Below are the records; copy each line in which "heading" occurs.
==== Extracted data ====
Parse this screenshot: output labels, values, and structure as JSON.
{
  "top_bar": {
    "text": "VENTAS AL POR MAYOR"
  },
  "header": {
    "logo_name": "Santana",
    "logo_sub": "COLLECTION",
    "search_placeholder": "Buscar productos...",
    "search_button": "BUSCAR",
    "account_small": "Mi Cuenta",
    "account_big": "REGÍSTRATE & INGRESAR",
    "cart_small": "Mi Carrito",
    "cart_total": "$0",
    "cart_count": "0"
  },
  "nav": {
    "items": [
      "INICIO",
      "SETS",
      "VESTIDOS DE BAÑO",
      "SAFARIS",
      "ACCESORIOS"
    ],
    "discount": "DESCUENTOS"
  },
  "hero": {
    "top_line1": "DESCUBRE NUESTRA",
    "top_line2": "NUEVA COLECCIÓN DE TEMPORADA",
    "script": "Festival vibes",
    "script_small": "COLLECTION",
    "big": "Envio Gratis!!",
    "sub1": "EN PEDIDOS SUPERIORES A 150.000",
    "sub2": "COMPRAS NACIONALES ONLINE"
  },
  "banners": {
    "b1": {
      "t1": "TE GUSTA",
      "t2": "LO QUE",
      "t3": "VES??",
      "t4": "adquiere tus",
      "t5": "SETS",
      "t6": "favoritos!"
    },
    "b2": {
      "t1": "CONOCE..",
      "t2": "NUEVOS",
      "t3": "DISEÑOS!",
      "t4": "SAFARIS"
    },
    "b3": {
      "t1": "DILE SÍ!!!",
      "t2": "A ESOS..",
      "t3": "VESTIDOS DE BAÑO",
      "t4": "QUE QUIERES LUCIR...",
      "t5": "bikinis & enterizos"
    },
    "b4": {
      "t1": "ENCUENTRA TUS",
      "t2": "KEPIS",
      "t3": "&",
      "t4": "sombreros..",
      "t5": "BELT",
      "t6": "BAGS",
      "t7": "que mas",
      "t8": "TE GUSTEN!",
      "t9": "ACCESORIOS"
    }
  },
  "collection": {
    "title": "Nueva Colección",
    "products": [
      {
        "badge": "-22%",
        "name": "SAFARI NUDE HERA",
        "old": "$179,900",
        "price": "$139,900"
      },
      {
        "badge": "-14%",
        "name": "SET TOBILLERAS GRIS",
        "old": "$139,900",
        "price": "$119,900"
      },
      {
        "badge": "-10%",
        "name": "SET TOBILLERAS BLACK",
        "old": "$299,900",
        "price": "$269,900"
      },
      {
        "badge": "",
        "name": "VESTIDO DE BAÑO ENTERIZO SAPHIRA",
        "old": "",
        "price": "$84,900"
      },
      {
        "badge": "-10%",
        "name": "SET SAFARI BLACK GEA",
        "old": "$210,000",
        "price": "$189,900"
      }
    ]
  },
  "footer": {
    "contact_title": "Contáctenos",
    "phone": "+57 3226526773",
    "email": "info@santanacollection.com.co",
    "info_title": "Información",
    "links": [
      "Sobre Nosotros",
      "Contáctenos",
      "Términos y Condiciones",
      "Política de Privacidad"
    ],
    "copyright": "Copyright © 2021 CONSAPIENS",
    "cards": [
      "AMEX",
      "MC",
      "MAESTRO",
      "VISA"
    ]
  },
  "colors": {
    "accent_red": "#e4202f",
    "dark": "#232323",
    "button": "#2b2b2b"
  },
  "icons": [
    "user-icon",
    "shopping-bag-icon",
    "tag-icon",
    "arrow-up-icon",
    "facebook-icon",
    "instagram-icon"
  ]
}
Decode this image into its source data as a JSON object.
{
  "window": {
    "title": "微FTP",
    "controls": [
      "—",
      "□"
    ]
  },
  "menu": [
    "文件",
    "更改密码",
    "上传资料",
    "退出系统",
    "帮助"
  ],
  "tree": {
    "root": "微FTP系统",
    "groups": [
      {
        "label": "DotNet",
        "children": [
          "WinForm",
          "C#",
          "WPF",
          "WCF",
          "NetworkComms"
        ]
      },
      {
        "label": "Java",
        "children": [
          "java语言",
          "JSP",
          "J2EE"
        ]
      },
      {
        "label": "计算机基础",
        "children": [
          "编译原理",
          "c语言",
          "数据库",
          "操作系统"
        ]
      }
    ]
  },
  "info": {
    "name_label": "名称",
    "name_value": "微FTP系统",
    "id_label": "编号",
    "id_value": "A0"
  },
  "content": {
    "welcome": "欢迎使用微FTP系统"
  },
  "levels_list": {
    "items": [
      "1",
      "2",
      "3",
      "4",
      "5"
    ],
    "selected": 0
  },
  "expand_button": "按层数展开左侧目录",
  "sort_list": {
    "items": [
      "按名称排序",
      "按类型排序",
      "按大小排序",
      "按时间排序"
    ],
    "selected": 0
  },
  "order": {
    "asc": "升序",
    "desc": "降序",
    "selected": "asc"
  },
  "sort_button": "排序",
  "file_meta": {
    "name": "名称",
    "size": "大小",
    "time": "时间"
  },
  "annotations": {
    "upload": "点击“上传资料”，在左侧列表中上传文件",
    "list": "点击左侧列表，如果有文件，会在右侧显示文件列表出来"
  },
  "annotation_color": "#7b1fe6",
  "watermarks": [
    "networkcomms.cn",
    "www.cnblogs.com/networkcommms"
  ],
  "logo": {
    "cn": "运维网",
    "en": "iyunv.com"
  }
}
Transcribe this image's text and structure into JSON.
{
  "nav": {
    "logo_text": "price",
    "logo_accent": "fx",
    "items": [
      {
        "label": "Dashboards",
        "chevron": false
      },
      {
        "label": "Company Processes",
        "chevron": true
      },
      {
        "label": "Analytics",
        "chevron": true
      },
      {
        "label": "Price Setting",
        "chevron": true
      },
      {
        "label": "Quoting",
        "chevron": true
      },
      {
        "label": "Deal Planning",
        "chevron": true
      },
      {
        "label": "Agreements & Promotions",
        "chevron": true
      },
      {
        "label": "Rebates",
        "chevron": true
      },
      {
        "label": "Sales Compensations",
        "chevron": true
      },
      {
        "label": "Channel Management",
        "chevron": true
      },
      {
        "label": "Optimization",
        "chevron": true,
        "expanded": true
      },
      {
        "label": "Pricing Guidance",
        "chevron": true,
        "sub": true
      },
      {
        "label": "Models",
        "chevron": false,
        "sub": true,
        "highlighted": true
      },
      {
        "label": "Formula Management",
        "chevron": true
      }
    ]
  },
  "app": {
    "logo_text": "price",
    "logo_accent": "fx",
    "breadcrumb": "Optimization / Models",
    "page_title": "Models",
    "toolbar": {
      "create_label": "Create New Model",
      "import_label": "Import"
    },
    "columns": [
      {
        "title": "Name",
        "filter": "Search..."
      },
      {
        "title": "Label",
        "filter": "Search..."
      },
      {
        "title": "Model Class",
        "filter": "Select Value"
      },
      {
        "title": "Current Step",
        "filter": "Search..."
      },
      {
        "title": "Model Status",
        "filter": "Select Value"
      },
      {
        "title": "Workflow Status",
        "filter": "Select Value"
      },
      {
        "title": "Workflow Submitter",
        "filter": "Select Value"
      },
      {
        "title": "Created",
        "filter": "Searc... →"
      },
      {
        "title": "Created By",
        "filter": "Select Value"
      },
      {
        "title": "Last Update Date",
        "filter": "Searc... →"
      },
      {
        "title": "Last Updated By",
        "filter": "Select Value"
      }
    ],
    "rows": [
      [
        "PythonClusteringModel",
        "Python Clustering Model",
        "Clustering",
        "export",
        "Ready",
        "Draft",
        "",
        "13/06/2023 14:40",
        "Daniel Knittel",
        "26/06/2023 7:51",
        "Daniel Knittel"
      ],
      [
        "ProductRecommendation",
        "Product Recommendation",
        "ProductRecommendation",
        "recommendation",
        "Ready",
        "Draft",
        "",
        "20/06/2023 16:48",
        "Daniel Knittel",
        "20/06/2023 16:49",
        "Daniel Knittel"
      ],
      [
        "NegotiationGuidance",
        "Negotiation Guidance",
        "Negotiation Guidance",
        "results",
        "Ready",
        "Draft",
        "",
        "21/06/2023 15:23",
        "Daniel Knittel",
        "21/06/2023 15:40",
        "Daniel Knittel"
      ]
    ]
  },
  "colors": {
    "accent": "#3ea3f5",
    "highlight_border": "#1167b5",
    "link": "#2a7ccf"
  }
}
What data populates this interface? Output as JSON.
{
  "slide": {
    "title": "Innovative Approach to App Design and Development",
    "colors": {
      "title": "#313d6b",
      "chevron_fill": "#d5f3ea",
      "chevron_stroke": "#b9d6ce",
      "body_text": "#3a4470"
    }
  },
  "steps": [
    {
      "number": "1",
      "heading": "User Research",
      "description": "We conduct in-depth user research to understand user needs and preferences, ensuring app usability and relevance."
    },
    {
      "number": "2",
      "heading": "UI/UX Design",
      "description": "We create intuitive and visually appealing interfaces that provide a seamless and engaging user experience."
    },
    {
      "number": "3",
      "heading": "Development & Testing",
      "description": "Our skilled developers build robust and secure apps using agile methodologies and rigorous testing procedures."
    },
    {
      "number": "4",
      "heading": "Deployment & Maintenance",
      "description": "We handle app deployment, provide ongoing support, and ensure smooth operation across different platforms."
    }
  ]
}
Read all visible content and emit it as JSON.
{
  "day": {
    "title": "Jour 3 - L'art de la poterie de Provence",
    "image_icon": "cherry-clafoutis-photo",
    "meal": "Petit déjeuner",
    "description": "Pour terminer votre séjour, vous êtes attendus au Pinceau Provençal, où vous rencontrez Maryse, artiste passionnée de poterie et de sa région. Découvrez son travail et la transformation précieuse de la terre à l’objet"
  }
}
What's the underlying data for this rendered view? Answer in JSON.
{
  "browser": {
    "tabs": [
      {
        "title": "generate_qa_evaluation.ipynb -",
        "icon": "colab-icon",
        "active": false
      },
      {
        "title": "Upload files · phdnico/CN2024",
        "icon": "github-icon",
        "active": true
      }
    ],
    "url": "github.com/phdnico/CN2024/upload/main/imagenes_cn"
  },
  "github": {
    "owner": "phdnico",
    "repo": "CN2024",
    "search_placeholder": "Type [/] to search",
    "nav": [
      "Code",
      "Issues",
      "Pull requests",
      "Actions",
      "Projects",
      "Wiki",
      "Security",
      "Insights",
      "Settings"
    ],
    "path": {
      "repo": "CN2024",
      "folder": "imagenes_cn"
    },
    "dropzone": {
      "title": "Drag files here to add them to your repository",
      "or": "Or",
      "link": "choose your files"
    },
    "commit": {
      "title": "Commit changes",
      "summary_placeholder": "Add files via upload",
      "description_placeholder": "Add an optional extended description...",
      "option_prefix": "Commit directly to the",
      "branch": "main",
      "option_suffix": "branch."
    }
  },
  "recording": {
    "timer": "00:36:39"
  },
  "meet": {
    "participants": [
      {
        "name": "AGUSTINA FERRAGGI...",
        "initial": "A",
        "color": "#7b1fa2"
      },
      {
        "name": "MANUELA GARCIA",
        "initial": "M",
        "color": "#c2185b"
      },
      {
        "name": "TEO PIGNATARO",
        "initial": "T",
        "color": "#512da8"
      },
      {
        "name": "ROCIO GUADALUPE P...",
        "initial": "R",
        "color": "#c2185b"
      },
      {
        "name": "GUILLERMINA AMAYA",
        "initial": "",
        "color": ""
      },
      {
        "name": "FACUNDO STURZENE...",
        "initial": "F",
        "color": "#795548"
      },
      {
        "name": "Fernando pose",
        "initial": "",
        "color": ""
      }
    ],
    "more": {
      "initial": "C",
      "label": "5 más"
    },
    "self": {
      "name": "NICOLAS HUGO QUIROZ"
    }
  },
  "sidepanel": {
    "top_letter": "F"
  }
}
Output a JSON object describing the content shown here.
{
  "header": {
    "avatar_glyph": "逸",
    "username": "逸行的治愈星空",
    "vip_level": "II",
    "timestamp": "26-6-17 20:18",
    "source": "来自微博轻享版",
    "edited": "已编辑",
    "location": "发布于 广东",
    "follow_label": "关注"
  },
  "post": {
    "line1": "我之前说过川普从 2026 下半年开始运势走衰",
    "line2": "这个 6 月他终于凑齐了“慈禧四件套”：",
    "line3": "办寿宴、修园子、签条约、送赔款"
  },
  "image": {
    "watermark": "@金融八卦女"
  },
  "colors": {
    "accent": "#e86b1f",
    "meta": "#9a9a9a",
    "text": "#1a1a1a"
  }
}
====
» Output for this exercise
      "heading": "User Research",
      "heading": "UI/UX Design",
      "heading": "Development & Testing",
      "heading": "Deployment & Maintenance",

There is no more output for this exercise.